Next we tried at Trollo, which is the Czech interpretation of a churro! It’s dough rolled onto a cylinder and rolled into cinnamon and sugar and walnuts.  Then it goes into a heater and afterwards it gets more cinnamon and sugar and walnuts. Therefore it was hard and sugary on the outside and soft and doughy inside.  We had a beautiful view of all of Prague from the castle!

Next we ent to a toy museum.  It is the second largest toy museum of its type in the world!!!  The biggest is in Malaysia, I had to look that one up.  The bottom floor was full of all types of toys, and it had a Christmas theme.  There was the history and the story of the Christmas Tree throughout the rooms that I found super fascinating!  The top floor was all barbies…. all types of barbies… Starwars barbies, pregnant barbies, High School Musical barbies, Christmas barbies… etc.

We also visited the Church of Our Lady in front of Týn.  Again photos weren’t allowed.. but this church was very different…. Instead of stain glass windows, it had gold leaf EVERYWHERE.

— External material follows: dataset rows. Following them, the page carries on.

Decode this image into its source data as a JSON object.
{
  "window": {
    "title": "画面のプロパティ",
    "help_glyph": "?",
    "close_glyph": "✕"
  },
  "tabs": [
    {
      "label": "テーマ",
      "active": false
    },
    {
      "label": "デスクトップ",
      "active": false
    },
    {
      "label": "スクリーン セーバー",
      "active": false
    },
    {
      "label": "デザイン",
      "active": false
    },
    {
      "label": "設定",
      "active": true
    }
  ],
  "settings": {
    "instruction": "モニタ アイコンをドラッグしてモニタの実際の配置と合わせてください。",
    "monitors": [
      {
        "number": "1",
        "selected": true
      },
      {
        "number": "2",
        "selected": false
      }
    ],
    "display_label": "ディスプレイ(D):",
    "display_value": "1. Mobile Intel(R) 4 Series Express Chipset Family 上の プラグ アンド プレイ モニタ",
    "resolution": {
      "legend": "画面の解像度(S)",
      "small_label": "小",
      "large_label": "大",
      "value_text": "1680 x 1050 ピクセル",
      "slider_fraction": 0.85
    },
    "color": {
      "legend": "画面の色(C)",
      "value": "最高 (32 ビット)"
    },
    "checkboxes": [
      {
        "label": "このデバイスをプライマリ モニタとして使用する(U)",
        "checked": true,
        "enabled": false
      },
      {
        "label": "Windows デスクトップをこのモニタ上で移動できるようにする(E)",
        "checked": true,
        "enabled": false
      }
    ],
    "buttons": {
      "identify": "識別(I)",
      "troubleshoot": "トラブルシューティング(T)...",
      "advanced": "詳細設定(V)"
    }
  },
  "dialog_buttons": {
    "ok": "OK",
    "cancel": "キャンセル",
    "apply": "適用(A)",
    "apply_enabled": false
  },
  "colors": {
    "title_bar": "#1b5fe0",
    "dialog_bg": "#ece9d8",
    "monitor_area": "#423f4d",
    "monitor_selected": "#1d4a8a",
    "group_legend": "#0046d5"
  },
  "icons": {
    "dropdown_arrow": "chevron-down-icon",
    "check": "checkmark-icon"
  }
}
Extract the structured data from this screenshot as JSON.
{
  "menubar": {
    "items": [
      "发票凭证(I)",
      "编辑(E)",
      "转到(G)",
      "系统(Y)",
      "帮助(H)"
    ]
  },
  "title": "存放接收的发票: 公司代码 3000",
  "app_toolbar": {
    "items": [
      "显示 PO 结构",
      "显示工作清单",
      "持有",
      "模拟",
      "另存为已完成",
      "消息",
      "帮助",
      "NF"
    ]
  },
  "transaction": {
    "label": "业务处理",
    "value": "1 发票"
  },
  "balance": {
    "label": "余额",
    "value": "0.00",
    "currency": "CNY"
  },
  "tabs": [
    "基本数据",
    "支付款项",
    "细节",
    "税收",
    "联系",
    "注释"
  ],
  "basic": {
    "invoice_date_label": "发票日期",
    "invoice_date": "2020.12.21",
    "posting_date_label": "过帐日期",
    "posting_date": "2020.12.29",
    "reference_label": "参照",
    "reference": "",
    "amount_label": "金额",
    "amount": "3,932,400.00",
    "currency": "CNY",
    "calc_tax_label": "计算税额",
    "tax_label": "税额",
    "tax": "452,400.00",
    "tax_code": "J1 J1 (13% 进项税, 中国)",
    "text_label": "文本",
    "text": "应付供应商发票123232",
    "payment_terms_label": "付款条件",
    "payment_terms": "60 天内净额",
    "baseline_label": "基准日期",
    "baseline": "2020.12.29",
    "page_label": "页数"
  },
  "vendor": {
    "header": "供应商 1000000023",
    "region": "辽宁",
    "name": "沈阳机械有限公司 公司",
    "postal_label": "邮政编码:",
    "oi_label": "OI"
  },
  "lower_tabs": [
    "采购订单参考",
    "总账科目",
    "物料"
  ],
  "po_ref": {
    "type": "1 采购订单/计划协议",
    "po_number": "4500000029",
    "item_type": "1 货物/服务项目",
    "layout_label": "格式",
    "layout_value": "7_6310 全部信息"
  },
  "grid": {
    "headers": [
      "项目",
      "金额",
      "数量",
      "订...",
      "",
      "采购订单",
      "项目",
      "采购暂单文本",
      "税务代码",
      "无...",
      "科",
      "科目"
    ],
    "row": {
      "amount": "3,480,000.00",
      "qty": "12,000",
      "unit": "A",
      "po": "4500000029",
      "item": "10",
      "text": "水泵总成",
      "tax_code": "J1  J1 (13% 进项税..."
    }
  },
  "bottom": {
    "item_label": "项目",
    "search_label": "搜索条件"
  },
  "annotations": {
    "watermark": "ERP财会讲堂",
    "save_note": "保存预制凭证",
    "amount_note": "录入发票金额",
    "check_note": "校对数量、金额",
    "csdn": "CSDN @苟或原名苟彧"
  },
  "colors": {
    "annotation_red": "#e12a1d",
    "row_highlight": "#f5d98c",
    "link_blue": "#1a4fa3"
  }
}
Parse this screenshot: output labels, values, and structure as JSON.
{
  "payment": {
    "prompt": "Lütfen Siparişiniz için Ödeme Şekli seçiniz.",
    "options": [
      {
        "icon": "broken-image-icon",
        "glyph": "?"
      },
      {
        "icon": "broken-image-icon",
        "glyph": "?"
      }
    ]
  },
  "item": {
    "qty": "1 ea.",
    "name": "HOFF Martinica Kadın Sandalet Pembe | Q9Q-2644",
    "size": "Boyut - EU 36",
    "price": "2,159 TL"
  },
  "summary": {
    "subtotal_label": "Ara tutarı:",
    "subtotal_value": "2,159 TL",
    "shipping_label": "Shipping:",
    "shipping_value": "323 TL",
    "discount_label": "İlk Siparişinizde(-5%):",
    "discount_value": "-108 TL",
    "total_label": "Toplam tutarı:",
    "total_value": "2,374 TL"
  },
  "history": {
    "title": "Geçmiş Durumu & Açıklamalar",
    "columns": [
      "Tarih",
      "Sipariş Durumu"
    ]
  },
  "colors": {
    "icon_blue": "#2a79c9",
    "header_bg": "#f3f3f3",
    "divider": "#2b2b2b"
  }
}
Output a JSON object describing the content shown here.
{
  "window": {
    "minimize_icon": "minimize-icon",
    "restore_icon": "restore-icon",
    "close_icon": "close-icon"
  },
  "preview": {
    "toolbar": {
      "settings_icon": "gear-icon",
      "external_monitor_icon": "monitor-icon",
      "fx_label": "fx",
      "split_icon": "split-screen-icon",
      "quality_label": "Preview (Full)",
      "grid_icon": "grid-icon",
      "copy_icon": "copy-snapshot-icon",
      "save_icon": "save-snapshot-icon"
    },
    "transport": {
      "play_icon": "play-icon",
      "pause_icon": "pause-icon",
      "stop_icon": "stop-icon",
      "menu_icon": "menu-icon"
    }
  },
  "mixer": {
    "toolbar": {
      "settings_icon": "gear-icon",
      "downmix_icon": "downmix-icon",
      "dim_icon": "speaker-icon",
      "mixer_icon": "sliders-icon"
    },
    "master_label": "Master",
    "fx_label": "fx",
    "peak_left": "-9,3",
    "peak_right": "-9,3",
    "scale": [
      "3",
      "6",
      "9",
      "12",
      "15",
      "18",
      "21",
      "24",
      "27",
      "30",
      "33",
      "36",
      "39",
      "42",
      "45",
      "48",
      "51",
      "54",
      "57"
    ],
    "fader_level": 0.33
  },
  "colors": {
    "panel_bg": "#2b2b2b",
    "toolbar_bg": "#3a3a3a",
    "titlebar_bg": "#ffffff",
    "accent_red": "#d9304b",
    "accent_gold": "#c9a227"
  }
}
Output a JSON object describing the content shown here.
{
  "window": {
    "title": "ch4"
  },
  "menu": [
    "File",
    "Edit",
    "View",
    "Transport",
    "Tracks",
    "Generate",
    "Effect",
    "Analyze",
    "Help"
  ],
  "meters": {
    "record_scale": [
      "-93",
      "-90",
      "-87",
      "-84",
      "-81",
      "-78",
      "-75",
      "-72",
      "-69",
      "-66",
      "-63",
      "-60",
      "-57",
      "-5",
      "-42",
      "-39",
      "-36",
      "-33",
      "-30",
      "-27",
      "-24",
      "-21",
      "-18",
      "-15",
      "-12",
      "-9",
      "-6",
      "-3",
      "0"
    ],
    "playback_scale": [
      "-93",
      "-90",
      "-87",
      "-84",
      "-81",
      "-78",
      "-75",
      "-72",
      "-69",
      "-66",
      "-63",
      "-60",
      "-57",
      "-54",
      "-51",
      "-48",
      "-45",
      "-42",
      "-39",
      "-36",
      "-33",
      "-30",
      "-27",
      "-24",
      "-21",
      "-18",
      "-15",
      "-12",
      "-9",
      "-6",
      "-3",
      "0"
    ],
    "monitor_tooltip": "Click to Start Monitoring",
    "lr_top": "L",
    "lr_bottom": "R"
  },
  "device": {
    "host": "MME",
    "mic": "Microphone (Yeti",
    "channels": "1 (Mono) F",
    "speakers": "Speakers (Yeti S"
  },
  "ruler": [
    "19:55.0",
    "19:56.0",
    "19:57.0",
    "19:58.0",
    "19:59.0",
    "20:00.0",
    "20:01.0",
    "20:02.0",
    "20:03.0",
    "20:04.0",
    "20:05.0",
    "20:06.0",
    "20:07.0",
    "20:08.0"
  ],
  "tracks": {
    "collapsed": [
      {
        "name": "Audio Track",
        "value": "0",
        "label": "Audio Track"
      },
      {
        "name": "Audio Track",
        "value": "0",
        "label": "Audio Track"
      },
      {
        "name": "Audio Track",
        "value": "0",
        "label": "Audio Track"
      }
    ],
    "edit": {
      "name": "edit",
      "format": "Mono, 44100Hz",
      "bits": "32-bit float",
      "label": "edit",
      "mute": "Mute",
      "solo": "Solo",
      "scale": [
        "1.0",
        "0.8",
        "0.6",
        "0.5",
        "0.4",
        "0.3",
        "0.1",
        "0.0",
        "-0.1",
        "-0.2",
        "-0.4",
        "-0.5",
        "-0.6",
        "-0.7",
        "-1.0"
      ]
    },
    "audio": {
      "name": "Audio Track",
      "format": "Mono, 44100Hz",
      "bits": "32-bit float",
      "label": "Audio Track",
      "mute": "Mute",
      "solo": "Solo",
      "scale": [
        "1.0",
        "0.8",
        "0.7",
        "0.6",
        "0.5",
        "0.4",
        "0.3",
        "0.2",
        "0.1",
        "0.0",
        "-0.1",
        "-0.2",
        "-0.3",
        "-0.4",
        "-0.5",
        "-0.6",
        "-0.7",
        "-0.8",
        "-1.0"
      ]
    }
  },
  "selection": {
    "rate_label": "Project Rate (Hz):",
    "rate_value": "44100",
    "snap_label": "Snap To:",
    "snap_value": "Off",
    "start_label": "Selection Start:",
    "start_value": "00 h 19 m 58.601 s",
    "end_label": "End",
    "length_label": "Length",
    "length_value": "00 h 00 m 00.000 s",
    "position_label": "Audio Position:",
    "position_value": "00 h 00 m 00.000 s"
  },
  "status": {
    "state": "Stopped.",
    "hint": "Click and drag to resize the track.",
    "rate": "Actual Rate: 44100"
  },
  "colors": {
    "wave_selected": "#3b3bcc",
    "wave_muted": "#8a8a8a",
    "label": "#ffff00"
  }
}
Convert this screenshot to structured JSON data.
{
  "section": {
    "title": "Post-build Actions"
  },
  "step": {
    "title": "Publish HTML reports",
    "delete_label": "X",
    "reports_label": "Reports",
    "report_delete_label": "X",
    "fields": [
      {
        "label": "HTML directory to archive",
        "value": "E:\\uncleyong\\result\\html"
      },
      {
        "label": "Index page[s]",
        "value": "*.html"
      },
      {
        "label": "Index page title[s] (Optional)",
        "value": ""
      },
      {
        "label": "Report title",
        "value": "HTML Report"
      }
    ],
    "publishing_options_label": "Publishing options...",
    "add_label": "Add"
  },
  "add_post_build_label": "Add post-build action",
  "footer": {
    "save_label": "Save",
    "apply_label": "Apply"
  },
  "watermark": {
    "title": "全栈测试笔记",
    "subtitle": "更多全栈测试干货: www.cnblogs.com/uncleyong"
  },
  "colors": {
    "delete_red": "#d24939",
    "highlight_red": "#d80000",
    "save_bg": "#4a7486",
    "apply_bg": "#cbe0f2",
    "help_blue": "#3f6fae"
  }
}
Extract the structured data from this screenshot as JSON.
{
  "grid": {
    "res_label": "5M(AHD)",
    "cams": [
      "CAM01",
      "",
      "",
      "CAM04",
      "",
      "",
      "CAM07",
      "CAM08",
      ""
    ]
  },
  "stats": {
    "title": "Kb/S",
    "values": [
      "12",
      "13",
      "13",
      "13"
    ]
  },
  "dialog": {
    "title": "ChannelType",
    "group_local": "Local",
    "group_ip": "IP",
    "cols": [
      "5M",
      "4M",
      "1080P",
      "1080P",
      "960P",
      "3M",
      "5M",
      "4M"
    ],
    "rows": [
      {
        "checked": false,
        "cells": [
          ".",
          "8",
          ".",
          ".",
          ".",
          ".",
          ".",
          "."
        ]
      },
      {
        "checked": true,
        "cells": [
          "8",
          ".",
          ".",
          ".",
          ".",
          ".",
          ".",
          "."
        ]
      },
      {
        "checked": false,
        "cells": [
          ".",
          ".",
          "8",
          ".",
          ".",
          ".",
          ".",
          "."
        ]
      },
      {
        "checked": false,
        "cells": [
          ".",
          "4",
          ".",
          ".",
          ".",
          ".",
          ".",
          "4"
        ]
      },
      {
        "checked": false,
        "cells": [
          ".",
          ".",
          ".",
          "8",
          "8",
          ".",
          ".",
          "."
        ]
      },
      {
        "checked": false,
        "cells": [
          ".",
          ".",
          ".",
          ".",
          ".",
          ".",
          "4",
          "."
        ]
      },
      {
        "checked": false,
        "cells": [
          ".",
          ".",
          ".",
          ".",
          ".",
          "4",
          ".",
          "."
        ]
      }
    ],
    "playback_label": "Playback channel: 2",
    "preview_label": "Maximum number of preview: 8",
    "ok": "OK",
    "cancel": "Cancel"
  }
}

Also, marionettes are all over the place!!  I took some photos of funny looking once! Check out all my photos from my first day in Prague!!